When President Xi Jinping took office in April, he announced that he would brook no corruption in his government and has since prosecuted a number of officials at all levels. Still, Xi’s administration has also launched a parallel vociferous crackdown on anti-corruption protestors, leading some to suggest Xi’s crackdown on corruption is subterfuge. “Liu, Wei, and Li are canaries in the coal mine for how the government intends to treat this influential group of anti-corruption activists,” said Human Rights Watch’s China director Sophie Richardson, “anything short of acquittal will seriously undermine the credibility of the government’s claims to be cracking down on corruption.”
Sutay Freed by FARC
According to U.S. Secretary of State John Kerry, the Revolutionary Armed Forces of Colombia (FARC) has released American citizen Kevin Scott Sutay to a delegation of NGO’s including the Red Cross. Sutay, a combat veteran who served in Afghanistan, was kidnapped in mid-June as he backpacked through an area the FARC was known to control. The FARC initially suspected Sutay of being part of a covert American counterinsurgency operation, but quickly realized their error and offered to release him. Colombian President Juan Manuel Santos stymied the quick release, saying he would not allow a “media show” surrounding the release, and would only permit the Red Cross to receive Sutay. The FARC, which recently ceased kidnapping civilians, interviewed Sutay during the several months it took to arrange his release. In the interview, they describe him as “the gringo of folklore, a chewer of gum and smoker of marijuana, who, with a backpack on his back, blue jeans and a few dollars in his pocket, sets out to get to know the world.”

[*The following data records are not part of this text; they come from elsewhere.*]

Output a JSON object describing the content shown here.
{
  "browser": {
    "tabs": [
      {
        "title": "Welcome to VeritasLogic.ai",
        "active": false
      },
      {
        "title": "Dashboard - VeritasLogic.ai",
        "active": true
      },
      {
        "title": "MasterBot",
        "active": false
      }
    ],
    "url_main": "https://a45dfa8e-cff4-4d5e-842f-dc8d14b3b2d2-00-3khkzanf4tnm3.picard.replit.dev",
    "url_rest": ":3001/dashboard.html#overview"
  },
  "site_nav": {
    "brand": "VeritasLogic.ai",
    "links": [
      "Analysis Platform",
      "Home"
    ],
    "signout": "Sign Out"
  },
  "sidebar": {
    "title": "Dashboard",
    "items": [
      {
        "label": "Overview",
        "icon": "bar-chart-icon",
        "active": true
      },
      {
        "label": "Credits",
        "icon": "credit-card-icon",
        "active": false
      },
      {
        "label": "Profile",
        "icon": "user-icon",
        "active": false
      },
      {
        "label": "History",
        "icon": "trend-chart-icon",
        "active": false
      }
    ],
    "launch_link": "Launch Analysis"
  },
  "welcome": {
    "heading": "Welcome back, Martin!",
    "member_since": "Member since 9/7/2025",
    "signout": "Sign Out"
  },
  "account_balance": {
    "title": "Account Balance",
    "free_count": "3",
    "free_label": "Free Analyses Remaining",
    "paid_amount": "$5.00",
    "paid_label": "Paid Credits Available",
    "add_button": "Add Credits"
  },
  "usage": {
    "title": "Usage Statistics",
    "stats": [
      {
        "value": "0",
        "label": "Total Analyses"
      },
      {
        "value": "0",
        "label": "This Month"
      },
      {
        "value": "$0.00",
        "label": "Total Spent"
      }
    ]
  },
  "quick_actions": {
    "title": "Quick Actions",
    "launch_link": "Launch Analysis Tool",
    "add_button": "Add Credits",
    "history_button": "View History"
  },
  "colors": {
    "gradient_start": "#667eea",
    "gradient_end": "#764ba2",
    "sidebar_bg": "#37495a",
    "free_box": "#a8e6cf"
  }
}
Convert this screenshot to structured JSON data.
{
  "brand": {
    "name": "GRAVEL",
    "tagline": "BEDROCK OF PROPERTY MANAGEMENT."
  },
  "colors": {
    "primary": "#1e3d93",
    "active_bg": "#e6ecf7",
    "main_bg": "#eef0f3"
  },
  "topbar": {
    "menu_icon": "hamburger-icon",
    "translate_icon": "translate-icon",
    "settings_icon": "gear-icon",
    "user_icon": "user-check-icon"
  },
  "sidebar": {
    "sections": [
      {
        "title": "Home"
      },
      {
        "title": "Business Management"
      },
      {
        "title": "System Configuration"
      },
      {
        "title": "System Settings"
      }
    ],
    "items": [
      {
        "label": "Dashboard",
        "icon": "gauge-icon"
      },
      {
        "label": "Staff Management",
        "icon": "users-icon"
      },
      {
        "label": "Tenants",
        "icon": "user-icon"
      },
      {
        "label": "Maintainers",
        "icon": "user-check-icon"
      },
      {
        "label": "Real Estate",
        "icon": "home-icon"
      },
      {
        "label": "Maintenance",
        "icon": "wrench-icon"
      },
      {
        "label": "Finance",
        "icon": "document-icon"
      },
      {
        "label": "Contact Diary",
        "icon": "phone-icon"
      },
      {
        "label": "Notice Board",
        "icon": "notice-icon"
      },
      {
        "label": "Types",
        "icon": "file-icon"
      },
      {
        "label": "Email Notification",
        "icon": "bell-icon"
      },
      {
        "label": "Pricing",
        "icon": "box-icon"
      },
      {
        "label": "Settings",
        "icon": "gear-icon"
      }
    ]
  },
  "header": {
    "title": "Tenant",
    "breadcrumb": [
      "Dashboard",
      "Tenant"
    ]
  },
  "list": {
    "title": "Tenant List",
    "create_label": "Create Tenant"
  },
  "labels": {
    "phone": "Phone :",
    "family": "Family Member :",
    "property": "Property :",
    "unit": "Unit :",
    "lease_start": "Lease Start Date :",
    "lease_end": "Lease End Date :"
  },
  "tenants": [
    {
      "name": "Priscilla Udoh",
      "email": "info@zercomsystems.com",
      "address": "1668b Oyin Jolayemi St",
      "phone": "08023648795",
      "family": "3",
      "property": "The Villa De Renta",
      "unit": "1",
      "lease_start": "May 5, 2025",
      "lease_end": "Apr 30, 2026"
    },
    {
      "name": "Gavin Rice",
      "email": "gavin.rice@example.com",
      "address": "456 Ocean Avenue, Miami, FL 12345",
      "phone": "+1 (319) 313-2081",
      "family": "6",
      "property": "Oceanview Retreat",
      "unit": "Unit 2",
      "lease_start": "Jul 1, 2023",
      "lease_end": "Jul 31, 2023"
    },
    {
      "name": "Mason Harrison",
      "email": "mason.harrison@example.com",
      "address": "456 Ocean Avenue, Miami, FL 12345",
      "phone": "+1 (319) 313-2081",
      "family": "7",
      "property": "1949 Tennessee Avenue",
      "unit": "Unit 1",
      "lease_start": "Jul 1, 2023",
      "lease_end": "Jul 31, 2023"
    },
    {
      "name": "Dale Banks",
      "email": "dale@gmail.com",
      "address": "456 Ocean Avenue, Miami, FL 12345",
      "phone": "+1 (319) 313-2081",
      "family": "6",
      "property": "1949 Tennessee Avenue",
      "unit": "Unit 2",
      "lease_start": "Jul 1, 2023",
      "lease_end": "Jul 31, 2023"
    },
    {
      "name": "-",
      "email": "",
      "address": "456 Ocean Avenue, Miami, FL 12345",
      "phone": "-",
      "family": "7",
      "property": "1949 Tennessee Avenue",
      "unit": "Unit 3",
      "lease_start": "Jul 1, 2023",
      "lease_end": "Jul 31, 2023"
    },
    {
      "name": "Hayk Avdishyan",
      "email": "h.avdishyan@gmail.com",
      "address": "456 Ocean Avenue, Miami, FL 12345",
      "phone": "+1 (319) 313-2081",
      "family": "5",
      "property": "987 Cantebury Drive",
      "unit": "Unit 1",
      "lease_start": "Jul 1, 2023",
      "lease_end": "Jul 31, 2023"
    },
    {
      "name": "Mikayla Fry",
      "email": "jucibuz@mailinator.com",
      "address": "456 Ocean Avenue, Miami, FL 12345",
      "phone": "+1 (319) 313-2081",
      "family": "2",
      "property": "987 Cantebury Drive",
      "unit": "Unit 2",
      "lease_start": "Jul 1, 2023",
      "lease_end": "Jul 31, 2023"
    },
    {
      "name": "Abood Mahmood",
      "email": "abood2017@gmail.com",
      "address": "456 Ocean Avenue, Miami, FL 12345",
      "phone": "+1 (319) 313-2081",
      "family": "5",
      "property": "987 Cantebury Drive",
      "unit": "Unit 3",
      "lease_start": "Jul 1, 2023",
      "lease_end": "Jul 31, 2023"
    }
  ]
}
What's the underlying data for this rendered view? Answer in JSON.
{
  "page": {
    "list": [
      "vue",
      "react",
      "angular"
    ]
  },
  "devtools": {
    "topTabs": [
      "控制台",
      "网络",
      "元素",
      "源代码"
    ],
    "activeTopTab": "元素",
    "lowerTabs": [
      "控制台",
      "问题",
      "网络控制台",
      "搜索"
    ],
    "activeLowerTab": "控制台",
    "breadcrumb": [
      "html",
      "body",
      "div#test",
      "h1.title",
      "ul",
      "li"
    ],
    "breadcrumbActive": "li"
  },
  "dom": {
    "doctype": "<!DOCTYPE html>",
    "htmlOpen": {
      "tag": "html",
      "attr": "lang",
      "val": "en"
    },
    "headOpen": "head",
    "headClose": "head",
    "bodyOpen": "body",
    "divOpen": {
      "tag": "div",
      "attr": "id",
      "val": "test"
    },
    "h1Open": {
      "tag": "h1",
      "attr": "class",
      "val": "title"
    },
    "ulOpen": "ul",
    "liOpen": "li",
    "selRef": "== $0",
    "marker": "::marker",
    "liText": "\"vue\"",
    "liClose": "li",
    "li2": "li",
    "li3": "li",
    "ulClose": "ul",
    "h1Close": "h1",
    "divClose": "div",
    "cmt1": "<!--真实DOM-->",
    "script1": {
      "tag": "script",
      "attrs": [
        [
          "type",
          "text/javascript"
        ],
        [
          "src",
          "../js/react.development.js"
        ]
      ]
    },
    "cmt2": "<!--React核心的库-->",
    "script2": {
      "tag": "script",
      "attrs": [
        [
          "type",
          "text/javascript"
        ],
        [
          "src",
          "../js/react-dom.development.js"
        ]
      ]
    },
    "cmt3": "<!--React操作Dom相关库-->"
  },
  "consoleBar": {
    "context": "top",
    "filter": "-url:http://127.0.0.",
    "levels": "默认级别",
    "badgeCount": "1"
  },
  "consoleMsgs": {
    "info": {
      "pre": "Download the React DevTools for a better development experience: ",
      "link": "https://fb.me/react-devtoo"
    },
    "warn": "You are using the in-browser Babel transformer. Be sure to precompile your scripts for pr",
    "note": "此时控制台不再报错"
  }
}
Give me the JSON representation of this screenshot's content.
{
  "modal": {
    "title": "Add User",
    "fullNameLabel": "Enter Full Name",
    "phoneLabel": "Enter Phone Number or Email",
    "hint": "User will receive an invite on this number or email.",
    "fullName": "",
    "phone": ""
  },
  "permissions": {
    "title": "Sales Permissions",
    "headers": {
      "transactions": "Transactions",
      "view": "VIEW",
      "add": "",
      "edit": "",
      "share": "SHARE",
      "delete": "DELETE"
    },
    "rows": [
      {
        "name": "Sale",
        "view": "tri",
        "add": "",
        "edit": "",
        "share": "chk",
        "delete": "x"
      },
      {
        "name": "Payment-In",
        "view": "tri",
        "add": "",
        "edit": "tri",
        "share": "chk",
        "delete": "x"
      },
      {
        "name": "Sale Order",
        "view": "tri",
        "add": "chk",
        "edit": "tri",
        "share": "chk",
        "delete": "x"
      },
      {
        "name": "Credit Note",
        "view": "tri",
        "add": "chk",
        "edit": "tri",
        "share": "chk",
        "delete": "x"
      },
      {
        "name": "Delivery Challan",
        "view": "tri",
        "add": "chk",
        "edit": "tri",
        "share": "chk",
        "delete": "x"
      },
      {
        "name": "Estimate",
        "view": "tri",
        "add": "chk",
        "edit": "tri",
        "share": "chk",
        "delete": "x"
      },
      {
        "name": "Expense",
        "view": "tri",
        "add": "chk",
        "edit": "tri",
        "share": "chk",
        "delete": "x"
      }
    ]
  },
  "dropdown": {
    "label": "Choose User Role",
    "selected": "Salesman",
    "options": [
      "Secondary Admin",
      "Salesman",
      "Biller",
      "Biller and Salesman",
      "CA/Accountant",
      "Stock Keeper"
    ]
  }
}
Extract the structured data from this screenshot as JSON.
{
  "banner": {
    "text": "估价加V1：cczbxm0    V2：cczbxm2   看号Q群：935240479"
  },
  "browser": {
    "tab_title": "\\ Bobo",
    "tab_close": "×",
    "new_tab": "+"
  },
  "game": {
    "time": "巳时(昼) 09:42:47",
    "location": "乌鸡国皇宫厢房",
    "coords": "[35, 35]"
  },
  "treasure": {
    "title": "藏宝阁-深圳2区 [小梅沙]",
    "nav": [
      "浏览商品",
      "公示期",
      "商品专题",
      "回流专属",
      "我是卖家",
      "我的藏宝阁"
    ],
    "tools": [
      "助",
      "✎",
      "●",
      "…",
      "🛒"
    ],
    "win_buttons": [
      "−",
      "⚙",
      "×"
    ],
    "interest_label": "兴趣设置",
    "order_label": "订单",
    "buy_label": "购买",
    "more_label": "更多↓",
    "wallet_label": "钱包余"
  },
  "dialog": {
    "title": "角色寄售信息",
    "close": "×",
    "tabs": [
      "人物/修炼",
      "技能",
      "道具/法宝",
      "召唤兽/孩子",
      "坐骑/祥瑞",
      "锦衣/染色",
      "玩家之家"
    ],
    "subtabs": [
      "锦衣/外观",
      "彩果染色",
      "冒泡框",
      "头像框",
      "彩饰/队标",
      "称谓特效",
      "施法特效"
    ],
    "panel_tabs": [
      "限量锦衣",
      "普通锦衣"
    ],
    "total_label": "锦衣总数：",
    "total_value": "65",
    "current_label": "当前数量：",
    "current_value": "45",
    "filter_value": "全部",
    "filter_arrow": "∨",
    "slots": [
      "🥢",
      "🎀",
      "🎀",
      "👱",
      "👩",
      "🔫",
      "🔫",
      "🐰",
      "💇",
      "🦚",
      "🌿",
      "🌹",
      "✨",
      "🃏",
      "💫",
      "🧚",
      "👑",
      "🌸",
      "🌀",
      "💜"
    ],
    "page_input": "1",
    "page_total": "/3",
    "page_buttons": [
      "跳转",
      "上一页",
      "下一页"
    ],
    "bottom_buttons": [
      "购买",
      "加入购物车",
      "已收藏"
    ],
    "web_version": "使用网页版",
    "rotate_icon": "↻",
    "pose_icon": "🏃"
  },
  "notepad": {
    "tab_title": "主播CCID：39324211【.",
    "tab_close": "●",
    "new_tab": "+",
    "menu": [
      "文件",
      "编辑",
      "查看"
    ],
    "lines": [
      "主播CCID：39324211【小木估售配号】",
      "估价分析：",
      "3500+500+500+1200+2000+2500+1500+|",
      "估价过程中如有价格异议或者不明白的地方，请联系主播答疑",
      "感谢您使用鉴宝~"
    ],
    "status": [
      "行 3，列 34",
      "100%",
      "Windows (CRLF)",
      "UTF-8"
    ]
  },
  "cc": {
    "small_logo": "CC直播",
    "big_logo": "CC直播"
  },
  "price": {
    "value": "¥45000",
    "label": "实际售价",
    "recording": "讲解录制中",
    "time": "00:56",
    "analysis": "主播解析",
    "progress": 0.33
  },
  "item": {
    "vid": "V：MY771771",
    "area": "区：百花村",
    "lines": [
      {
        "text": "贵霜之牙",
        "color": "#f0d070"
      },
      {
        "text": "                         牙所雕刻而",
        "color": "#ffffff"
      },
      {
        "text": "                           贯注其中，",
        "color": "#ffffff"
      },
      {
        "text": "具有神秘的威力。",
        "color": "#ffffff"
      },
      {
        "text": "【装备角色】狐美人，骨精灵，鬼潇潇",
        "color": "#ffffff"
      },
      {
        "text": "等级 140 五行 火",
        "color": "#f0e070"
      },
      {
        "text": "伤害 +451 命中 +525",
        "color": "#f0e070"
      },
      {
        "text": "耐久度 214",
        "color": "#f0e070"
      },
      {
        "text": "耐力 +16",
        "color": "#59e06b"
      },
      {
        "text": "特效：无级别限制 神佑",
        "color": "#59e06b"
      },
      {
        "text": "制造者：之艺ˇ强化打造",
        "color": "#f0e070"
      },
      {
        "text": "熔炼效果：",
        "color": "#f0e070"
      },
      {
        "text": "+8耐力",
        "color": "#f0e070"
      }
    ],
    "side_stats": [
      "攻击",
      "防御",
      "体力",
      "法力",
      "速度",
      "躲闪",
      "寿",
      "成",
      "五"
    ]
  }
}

Parts of Texan Abortion Laws Struck Down
New abortion restrictions written by the Texas legislature, scheduled to go into effect tomorrow, have instead been declared unconstitutional. The law which passed in June despite the efforts Democratic Representative Wendy Davis, required abortion doctors to have admitting privileges at a hospital within 30 miles of the clinic, that they follow strict instructions for pill-induced medical abortions, and only perform abortions after 20 weeks of pregnancy if the health of the mother is in danger or the fetus is not viable. District Judge Lee Yeakel found that the regulations violated the rights of doctors to do what they think is best for their patients and would unreasonably restrict a woman’s access to abortion clinics. The Texas attorney general’s office unsuccessfully argued that the law protects women and the life of the fetus, saying Texan statutes “allows the state to impose such restrictions as long as it does not impose an undue burden on the patient” and that those suing have no evidence it will adversely affect women seeking abortions. Attorney General Greg Abbott is expected to file an emergency appeal of Yeakel’s order to the 5th Circuit Court of Appeals in New Orleans.